There is so much change when students take the leap into secondary education.
But the region’s first autism-specific high school hopes its program will help adolescents develop the necessary skills to gain inclusion within the community.
An estimated one in 70 Australians, or about 230,000 people, have autism – a lifelong condition that affects, among other things, the way an individual relates to their environment and interacts with other people.
Aspect Hunter School principal Lara Cheney says the focus, from four years of age, has been to transition children on the autism spectrum to local schools.
The Thornton-based site is now set to open a new high school to its foundation students on Friday 1 February.
“For some children, they maintain primary school placements and cope really well with one teacher, one classroom, and the same group of students,” she tells Newcastle Weekly.
“The whole school knows them and understands and supports them.
“But when they move into the high school years, learning becomes a lot more of a challenge and the social relationships become a lot more abstract – they’re often moving from one classroom to another with up to seven teachers and each one has a different style.
“Students with autism will often learn the rules and will apply those rules but, in a high school environment, there’s so much change.”
Apart from the usual curriculum, the school also aims to build a horticultural centre, including a vegetable garden, an industrial kitchen, a technology centre, and an outdoor gymnasium and cafe.
Ms Cheney adds it will move from 139 students to 164 across seven sites.
She says the high school plans to start with 13 pupils and then increase over the next two years until it reaches full capacity.
“Having this facility has provided the opportunity to move some of our middle school-aged students over here and then enrol our high school students as well,” she says.
“So, we’re servicing our wait list more readily.
“We’re also exploring a distance education provider so that we can reach more people across NSW.
“We’ll move lots of children through this program as they develop their skills, whether it be further education, employment or another school that’s less specialised.”
A well-known local property developer, Hilton Grugeon, has been instrumental in the high school’s progress.
Mr Grugeon asked for tradespeople to donate their time on the project, with painters, electricians and plumbers among those who answered the call.
They have since worked around the clock, often in stifling heat, to finish it before Term 1 starts next week.
Mr Grugeon says the community’s support is remarkable.
“Aspect is not paying one cent – it’s all donated,” he says.
“Seven years ago, when we built that [original school], we then talked about: ‘Do we need high school facilities?’”

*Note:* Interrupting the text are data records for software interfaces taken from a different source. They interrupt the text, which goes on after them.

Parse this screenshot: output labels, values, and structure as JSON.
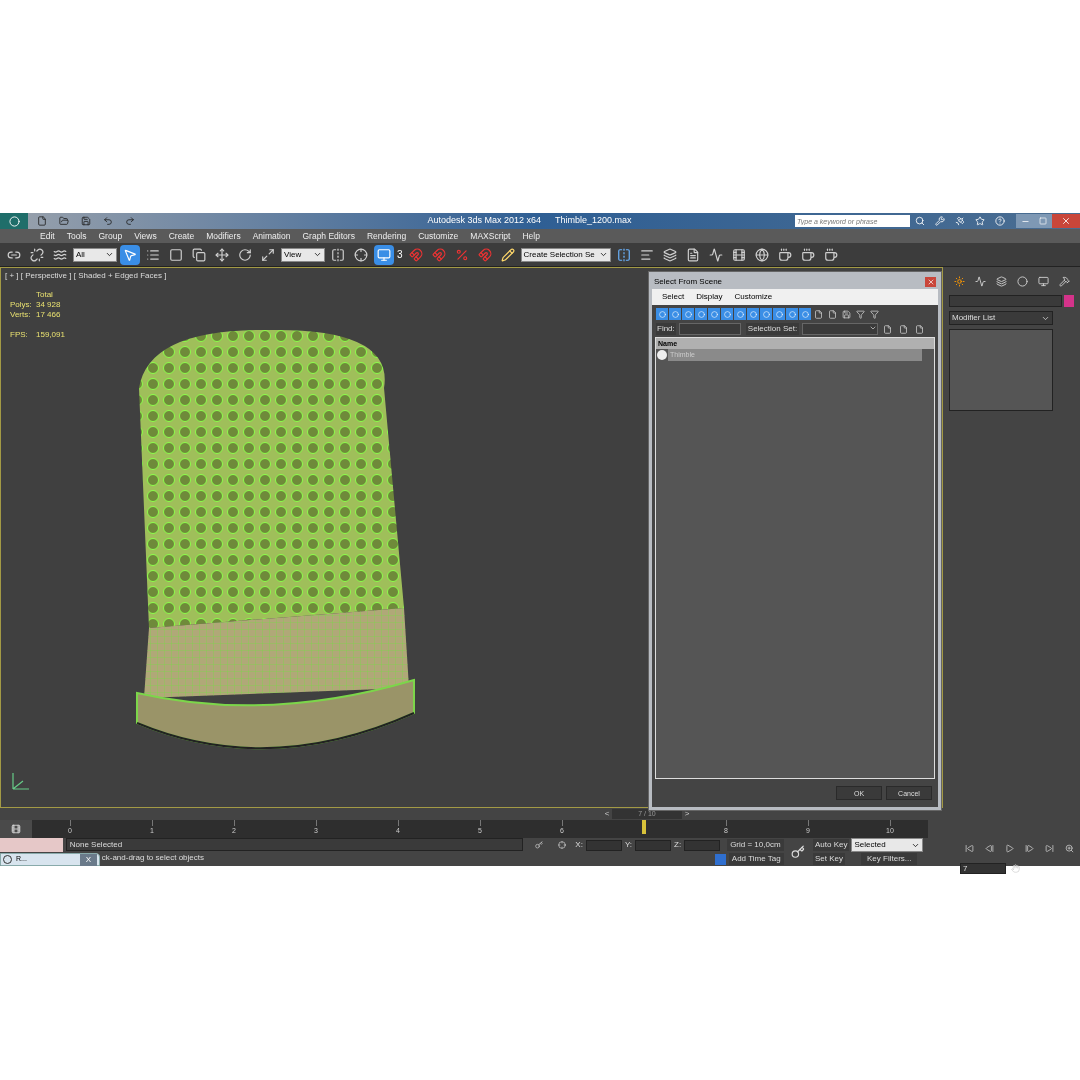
{
  "title_bar": {
    "app": "Autodesk 3ds Max  2012 x64",
    "file": "Thimble_1200.max",
    "search": {
      "placeholder": "Type a keyword or phrase"
    }
  },
  "menu": [
    "Edit",
    "Tools",
    "Group",
    "Views",
    "Create",
    "Modifiers",
    "Animation",
    "Graph Editors",
    "Rendering",
    "Customize",
    "MAXScript",
    "Help"
  ],
  "toolbar": {
    "selection_filter": "All",
    "reference_coord": "View",
    "named_selection": "Create Selection Se",
    "snap_label": "3"
  },
  "viewport": {
    "label": "[ + ] [ Perspective ] [ Shaded + Edged Faces ]",
    "stats_header": "Total",
    "stats": [
      {
        "label": "Polys:",
        "value": "34 928"
      },
      {
        "label": "Verts:",
        "value": "17 466"
      }
    ],
    "fps": {
      "label": "FPS:",
      "value": "159,091"
    }
  },
  "dialog": {
    "title": "Select From Scene",
    "menu": [
      "Select",
      "Display",
      "Customize"
    ],
    "filters": [
      {
        "on": true
      },
      {
        "on": true
      },
      {
        "on": true
      },
      {
        "on": true
      },
      {
        "on": true
      },
      {
        "on": true
      },
      {
        "on": true
      },
      {
        "on": true
      },
      {
        "on": true
      },
      {
        "on": true
      },
      {
        "on": true
      },
      {
        "on": true
      }
    ],
    "find_label": "Find:",
    "selection_set_label": "Selection Set:",
    "columns": [
      "Name"
    ],
    "rows": [
      {
        "name": "Thimble",
        "selected": true
      }
    ],
    "buttons": [
      "OK",
      "Cancel"
    ]
  },
  "command_panel": {
    "modifier_list": "Modifier List"
  },
  "time_slider": {
    "prev": "<",
    "label": "7 / 10",
    "next": ">"
  },
  "track_bar": {
    "ticks": [
      {
        "label": "0",
        "current": false
      },
      {
        "label": "1",
        "current": false
      },
      {
        "label": "2",
        "current": false
      },
      {
        "label": "3",
        "current": false
      },
      {
        "label": "4",
        "current": false
      },
      {
        "label": "5",
        "current": false
      },
      {
        "label": "6",
        "current": false
      },
      {
        "current": true
      },
      {
        "label": "8",
        "current": false
      },
      {
        "label": "9",
        "current": false
      },
      {
        "label": "10",
        "current": false
      }
    ]
  },
  "status": {
    "selection": "None Selected",
    "prompt": "ck-and-drag to select objects",
    "coords": [
      "X:",
      "Y:",
      "Z:"
    ],
    "grid": "Grid = 10,0cm",
    "time_tag": "Add Time Tag",
    "auto_key": "Auto Key",
    "key_mode": "Selected",
    "set_key": "Set Key",
    "key_filters": "Key Filters...",
    "frame": "7"
  },
  "taskbar": {
    "item": "R...",
    "close": "X"
  }
}
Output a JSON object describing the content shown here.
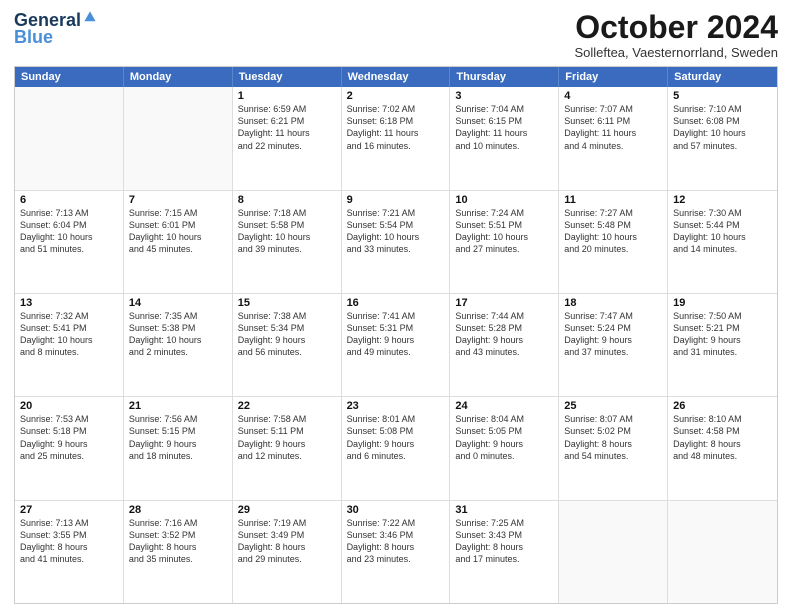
{
  "logo": {
    "general": "General",
    "blue": "Blue"
  },
  "title": "October 2024",
  "subtitle": "Solleftea, Vaesternorrland, Sweden",
  "header_days": [
    "Sunday",
    "Monday",
    "Tuesday",
    "Wednesday",
    "Thursday",
    "Friday",
    "Saturday"
  ],
  "weeks": [
    [
      {
        "day": "",
        "lines": []
      },
      {
        "day": "",
        "lines": []
      },
      {
        "day": "1",
        "lines": [
          "Sunrise: 6:59 AM",
          "Sunset: 6:21 PM",
          "Daylight: 11 hours",
          "and 22 minutes."
        ]
      },
      {
        "day": "2",
        "lines": [
          "Sunrise: 7:02 AM",
          "Sunset: 6:18 PM",
          "Daylight: 11 hours",
          "and 16 minutes."
        ]
      },
      {
        "day": "3",
        "lines": [
          "Sunrise: 7:04 AM",
          "Sunset: 6:15 PM",
          "Daylight: 11 hours",
          "and 10 minutes."
        ]
      },
      {
        "day": "4",
        "lines": [
          "Sunrise: 7:07 AM",
          "Sunset: 6:11 PM",
          "Daylight: 11 hours",
          "and 4 minutes."
        ]
      },
      {
        "day": "5",
        "lines": [
          "Sunrise: 7:10 AM",
          "Sunset: 6:08 PM",
          "Daylight: 10 hours",
          "and 57 minutes."
        ]
      }
    ],
    [
      {
        "day": "6",
        "lines": [
          "Sunrise: 7:13 AM",
          "Sunset: 6:04 PM",
          "Daylight: 10 hours",
          "and 51 minutes."
        ]
      },
      {
        "day": "7",
        "lines": [
          "Sunrise: 7:15 AM",
          "Sunset: 6:01 PM",
          "Daylight: 10 hours",
          "and 45 minutes."
        ]
      },
      {
        "day": "8",
        "lines": [
          "Sunrise: 7:18 AM",
          "Sunset: 5:58 PM",
          "Daylight: 10 hours",
          "and 39 minutes."
        ]
      },
      {
        "day": "9",
        "lines": [
          "Sunrise: 7:21 AM",
          "Sunset: 5:54 PM",
          "Daylight: 10 hours",
          "and 33 minutes."
        ]
      },
      {
        "day": "10",
        "lines": [
          "Sunrise: 7:24 AM",
          "Sunset: 5:51 PM",
          "Daylight: 10 hours",
          "and 27 minutes."
        ]
      },
      {
        "day": "11",
        "lines": [
          "Sunrise: 7:27 AM",
          "Sunset: 5:48 PM",
          "Daylight: 10 hours",
          "and 20 minutes."
        ]
      },
      {
        "day": "12",
        "lines": [
          "Sunrise: 7:30 AM",
          "Sunset: 5:44 PM",
          "Daylight: 10 hours",
          "and 14 minutes."
        ]
      }
    ],
    [
      {
        "day": "13",
        "lines": [
          "Sunrise: 7:32 AM",
          "Sunset: 5:41 PM",
          "Daylight: 10 hours",
          "and 8 minutes."
        ]
      },
      {
        "day": "14",
        "lines": [
          "Sunrise: 7:35 AM",
          "Sunset: 5:38 PM",
          "Daylight: 10 hours",
          "and 2 minutes."
        ]
      },
      {
        "day": "15",
        "lines": [
          "Sunrise: 7:38 AM",
          "Sunset: 5:34 PM",
          "Daylight: 9 hours",
          "and 56 minutes."
        ]
      },
      {
        "day": "16",
        "lines": [
          "Sunrise: 7:41 AM",
          "Sunset: 5:31 PM",
          "Daylight: 9 hours",
          "and 49 minutes."
        ]
      },
      {
        "day": "17",
        "lines": [
          "Sunrise: 7:44 AM",
          "Sunset: 5:28 PM",
          "Daylight: 9 hours",
          "and 43 minutes."
        ]
      },
      {
        "day": "18",
        "lines": [
          "Sunrise: 7:47 AM",
          "Sunset: 5:24 PM",
          "Daylight: 9 hours",
          "and 37 minutes."
        ]
      },
      {
        "day": "19",
        "lines": [
          "Sunrise: 7:50 AM",
          "Sunset: 5:21 PM",
          "Daylight: 9 hours",
          "and 31 minutes."
        ]
      }
    ],
    [
      {
        "day": "20",
        "lines": [
          "Sunrise: 7:53 AM",
          "Sunset: 5:18 PM",
          "Daylight: 9 hours",
          "and 25 minutes."
        ]
      },
      {
        "day": "21",
        "lines": [
          "Sunrise: 7:56 AM",
          "Sunset: 5:15 PM",
          "Daylight: 9 hours",
          "and 18 minutes."
        ]
      },
      {
        "day": "22",
        "lines": [
          "Sunrise: 7:58 AM",
          "Sunset: 5:11 PM",
          "Daylight: 9 hours",
          "and 12 minutes."
        ]
      },
      {
        "day": "23",
        "lines": [
          "Sunrise: 8:01 AM",
          "Sunset: 5:08 PM",
          "Daylight: 9 hours",
          "and 6 minutes."
        ]
      },
      {
        "day": "24",
        "lines": [
          "Sunrise: 8:04 AM",
          "Sunset: 5:05 PM",
          "Daylight: 9 hours",
          "and 0 minutes."
        ]
      },
      {
        "day": "25",
        "lines": [
          "Sunrise: 8:07 AM",
          "Sunset: 5:02 PM",
          "Daylight: 8 hours",
          "and 54 minutes."
        ]
      },
      {
        "day": "26",
        "lines": [
          "Sunrise: 8:10 AM",
          "Sunset: 4:58 PM",
          "Daylight: 8 hours",
          "and 48 minutes."
        ]
      }
    ],
    [
      {
        "day": "27",
        "lines": [
          "Sunrise: 7:13 AM",
          "Sunset: 3:55 PM",
          "Daylight: 8 hours",
          "and 41 minutes."
        ]
      },
      {
        "day": "28",
        "lines": [
          "Sunrise: 7:16 AM",
          "Sunset: 3:52 PM",
          "Daylight: 8 hours",
          "and 35 minutes."
        ]
      },
      {
        "day": "29",
        "lines": [
          "Sunrise: 7:19 AM",
          "Sunset: 3:49 PM",
          "Daylight: 8 hours",
          "and 29 minutes."
        ]
      },
      {
        "day": "30",
        "lines": [
          "Sunrise: 7:22 AM",
          "Sunset: 3:46 PM",
          "Daylight: 8 hours",
          "and 23 minutes."
        ]
      },
      {
        "day": "31",
        "lines": [
          "Sunrise: 7:25 AM",
          "Sunset: 3:43 PM",
          "Daylight: 8 hours",
          "and 17 minutes."
        ]
      },
      {
        "day": "",
        "lines": []
      },
      {
        "day": "",
        "lines": []
      }
    ]
  ]
}
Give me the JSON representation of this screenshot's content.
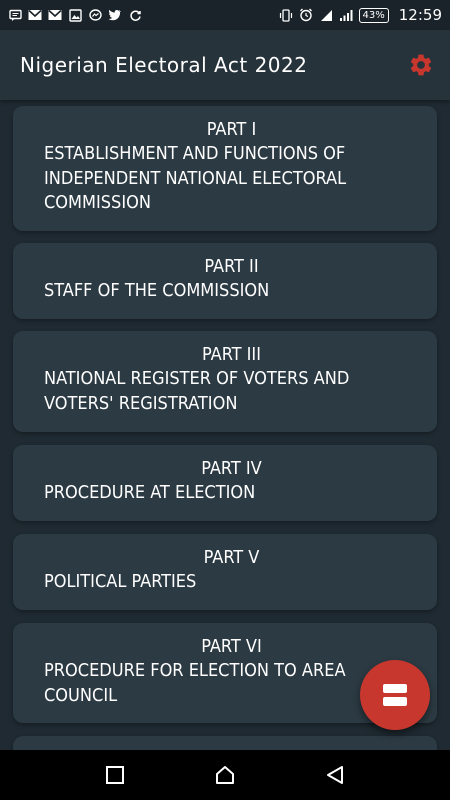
{
  "status_bar": {
    "time": "12:59",
    "battery": "43%",
    "left_icons": [
      "message-icon",
      "gmail-icon",
      "gmail-icon",
      "image-icon",
      "messenger-icon",
      "twitter-icon",
      "sync-icon"
    ],
    "right_icons": [
      "vibrate-icon",
      "alarm-icon",
      "wifi-icon",
      "signal-icon",
      "battery-icon"
    ]
  },
  "app_bar": {
    "title": "Nigerian Electoral Act 2022",
    "settings_icon": "gear-icon"
  },
  "parts": [
    {
      "part": "PART I",
      "title": "ESTABLISHMENT AND FUNCTIONS OF INDEPENDENT NATIONAL ELECTORAL COMMISSION"
    },
    {
      "part": "PART II",
      "title": "STAFF OF THE COMMISSION"
    },
    {
      "part": "PART III",
      "title": "NATIONAL REGISTER OF VOTERS AND VOTERS' REGISTRATION"
    },
    {
      "part": "PART IV",
      "title": "PROCEDURE AT ELECTION"
    },
    {
      "part": "PART V",
      "title": "POLITICAL PARTIES"
    },
    {
      "part": "PART VI",
      "title": "PROCEDURE FOR ELECTION TO AREA COUNCIL"
    }
  ],
  "fab": {
    "icon": "menu-toggle-icon"
  },
  "nav_bar": {
    "icons": [
      "recent-apps-icon",
      "home-icon",
      "back-icon"
    ]
  },
  "colors": {
    "background": "#1f2a32",
    "card": "#2c3a43",
    "app_bar": "#27333b",
    "accent": "#c8372d",
    "text": "#ffffff"
  }
}
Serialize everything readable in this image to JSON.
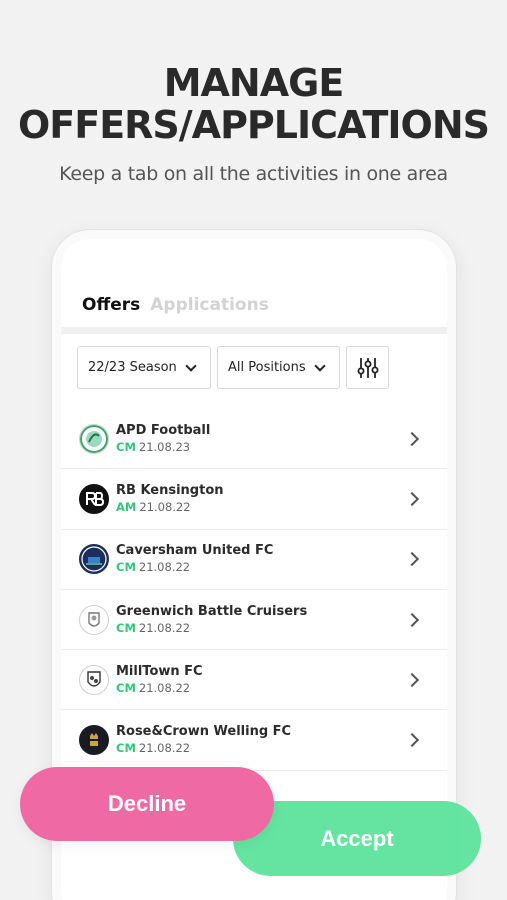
{
  "headline": {
    "line1": "MANAGE",
    "line2": "OFFERS/APPLICATIONS"
  },
  "subhead": "Keep a tab on all the activities in one area",
  "tabs": [
    {
      "label": "Offers",
      "active": true
    },
    {
      "label": "Applications",
      "active": false
    }
  ],
  "filters": {
    "season": "22/23 Season",
    "positions": "All Positions",
    "settings_icon": "sliders-icon"
  },
  "offers": [
    {
      "club": "APD Football",
      "position": "CM",
      "date": "21.08.23",
      "logo": "apd-football-logo"
    },
    {
      "club": "RB Kensington",
      "position": "AM",
      "date": "21.08.22",
      "logo": "rb-kensington-logo"
    },
    {
      "club": "Caversham United FC",
      "position": "CM",
      "date": "21.08.22",
      "logo": "caversham-logo"
    },
    {
      "club": "Greenwich Battle Cruisers",
      "position": "CM",
      "date": "21.08.22",
      "logo": "greenwich-logo"
    },
    {
      "club": "MillTown FC",
      "position": "CM",
      "date": "21.08.22",
      "logo": "milltown-logo"
    },
    {
      "club": "Rose&Crown Welling FC",
      "position": "CM",
      "date": "21.08.22",
      "logo": "rose-crown-logo"
    }
  ],
  "actions": {
    "decline": "Decline",
    "accept": "Accept"
  },
  "colors": {
    "accent_green": "#34c77b",
    "decline_pink": "#ef6aa5",
    "accept_green": "#5de39d"
  }
}
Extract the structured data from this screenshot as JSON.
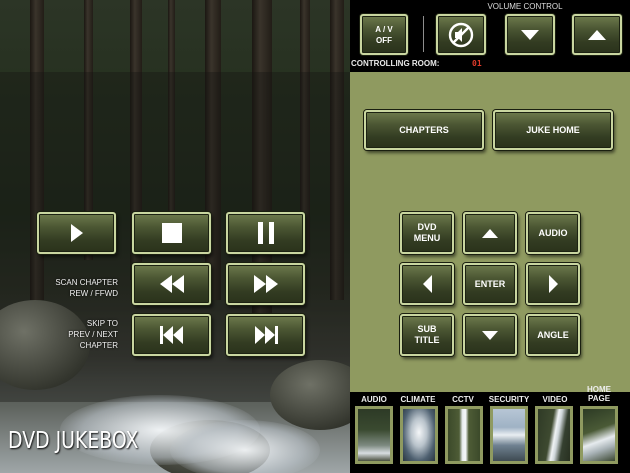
{
  "brand": {
    "title": "DVD JUKEBOX"
  },
  "header": {
    "av_off": "A / V\nOFF",
    "volume_label": "VOLUME CONTROL",
    "controlling_label": "CONTROLLING ROOM:",
    "room_number": "01"
  },
  "panel": {
    "chapters": "CHAPTERS",
    "juke_home": "JUKE HOME",
    "dvd_menu": "DVD\nMENU",
    "audio": "AUDIO",
    "enter": "ENTER",
    "subtitle": "SUB\nTITLE",
    "angle": "ANGLE"
  },
  "transport": {
    "scan_label": "SCAN CHAPTER\nREW / FFWD",
    "skip_label": "SKIP TO\nPREV / NEXT\nCHAPTER"
  },
  "nav": [
    {
      "label": "AUDIO",
      "icon": "forest-stream-thumb"
    },
    {
      "label": "CLIMATE",
      "icon": "waterfall-thumb"
    },
    {
      "label": "CCTV",
      "icon": "tall-waterfall-thumb"
    },
    {
      "label": "SECURITY",
      "icon": "coast-thumb"
    },
    {
      "label": "VIDEO",
      "icon": "cascade-thumb"
    },
    {
      "label": "HOME\nPAGE",
      "icon": "creek-thumb"
    }
  ],
  "colors": {
    "panel": "#8f9a60",
    "button_border": "#c9d6a0",
    "room_number": "#e03a2a"
  }
}
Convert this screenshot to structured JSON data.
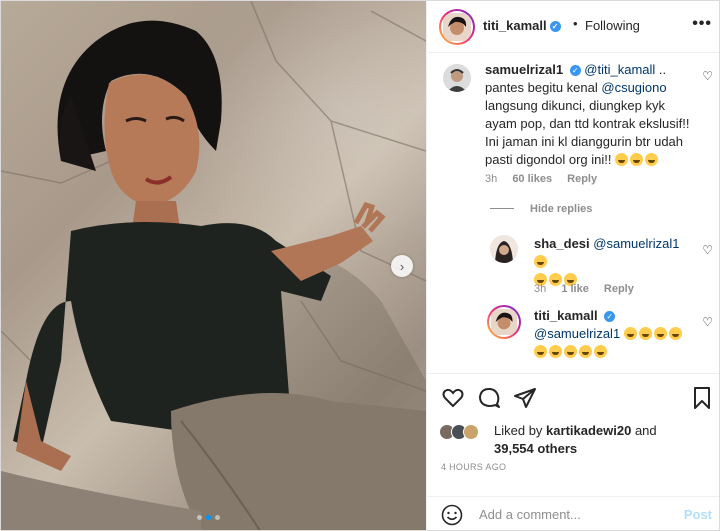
{
  "post": {
    "author": "titi_kamall",
    "separator": "•",
    "follow_status": "Following",
    "more_label": "•••"
  },
  "icons": {
    "verified": "verified-badge-icon",
    "heart": "heart-icon",
    "comment": "comment-icon",
    "share": "share-icon",
    "bookmark": "bookmark-icon",
    "emoji": "emoji-icon",
    "more": "more-options-icon",
    "carousel_next": "chevron-right-icon"
  },
  "colors": {
    "verified": "#3897f0",
    "mention": "#00376b",
    "post_disabled": "#b2dffc",
    "carousel_active": "#0095f6"
  },
  "comments": [
    {
      "user": "samuelrizal1",
      "mention": "@titi_kamall",
      "text_1": " ..\npantes begitu kenal ",
      "mention_2": "@csugiono",
      "text_2": "\nlangsung dikunci, diungkep kyk\nayam pop, dan ttd kontrak ekslusif!!\nIni jaman ini kl dianggurin btr udah\npasti digondol org ini!!",
      "emoji_count": 3,
      "time": "3h",
      "likes": "60 likes",
      "reply": "Reply"
    }
  ],
  "hide_replies": "Hide replies",
  "replies": [
    {
      "user": "sha_desi",
      "mention": "@samuelrizal1",
      "emoji_count_line1": 1,
      "emoji_count_line2": 3,
      "time": "3h",
      "likes": "1 like",
      "reply": "Reply"
    },
    {
      "user": "titi_kamall",
      "mention": "@samuelrizal1",
      "emoji_count_line1": 4,
      "emoji_count_line2": 5
    }
  ],
  "likes": {
    "prefix": "Liked by ",
    "user": "kartikadewi20",
    "mid": " and",
    "others": "39,554 others"
  },
  "timestamp": "4 HOURS AGO",
  "add_comment": {
    "placeholder": "Add a comment...",
    "post_label": "Post"
  },
  "carousel": {
    "slides": 3,
    "active_index": 1
  }
}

“The consensus was ‘No, we really want to get them into mainstream school special classes.
“But, there are just some kids who can’t make that transition and, without this facility, may end up not going to school.”